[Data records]
---
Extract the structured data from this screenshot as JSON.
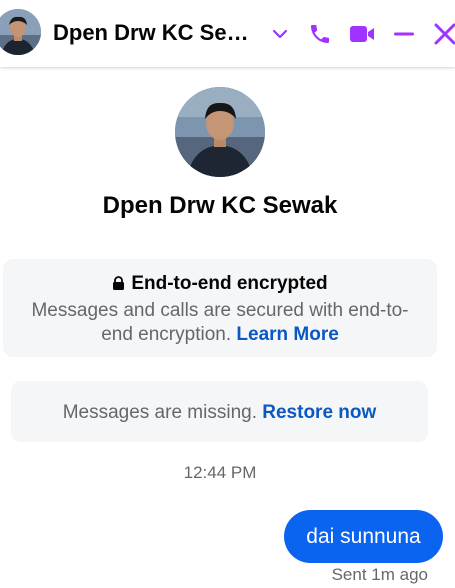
{
  "header": {
    "contact_name": "Dpen Drw KC Sewak",
    "contact_name_display": "Dpen Drw KC Se…",
    "icons": [
      "chevron-down-icon",
      "phone-icon",
      "video-camera-icon",
      "minimize-icon",
      "close-icon"
    ],
    "accent_color": "#a033ff"
  },
  "profile": {
    "name": "Dpen Drw KC Sewak"
  },
  "encryption_notice": {
    "title": "End-to-end encrypted",
    "description": "Messages and calls are secured with end-to-end encryption.",
    "link": "Learn More"
  },
  "missing_notice": {
    "text": "Messages are missing.",
    "link": "Restore now"
  },
  "conversation": {
    "timestamp": "12:44 PM",
    "messages": [
      {
        "direction": "outgoing",
        "text": "dai sunnuna",
        "status": "Sent 1m ago"
      }
    ]
  },
  "colors": {
    "link": "#0a58c2",
    "bubble": "#0a64f0",
    "card": "#f5f6f8",
    "muted_text": "#65676b"
  }
}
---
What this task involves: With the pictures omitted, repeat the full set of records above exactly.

Answer box:
Extract the structured data from this screenshot as JSON.
{
  "header": {
    "contact_name": "Dpen Drw KC Sewak",
    "contact_name_display": "Dpen Drw KC Se…",
    "icons": [
      "chevron-down-icon",
      "phone-icon",
      "video-camera-icon",
      "minimize-icon",
      "close-icon"
    ],
    "accent_color": "#a033ff"
  },
  "profile": {
    "name": "Dpen Drw KC Sewak"
  },
  "encryption_notice": {
    "title": "End-to-end encrypted",
    "description": "Messages and calls are secured with end-to-end encryption.",
    "link": "Learn More"
  },
  "missing_notice": {
    "text": "Messages are missing.",
    "link": "Restore now"
  },
  "conversation": {
    "timestamp": "12:44 PM",
    "messages": [
      {
        "direction": "outgoing",
        "text": "dai sunnuna",
        "status": "Sent 1m ago"
      }
    ]
  },
  "colors": {
    "link": "#0a58c2",
    "bubble": "#0a64f0",
    "card": "#f5f6f8",
    "muted_text": "#65676b"
  }
}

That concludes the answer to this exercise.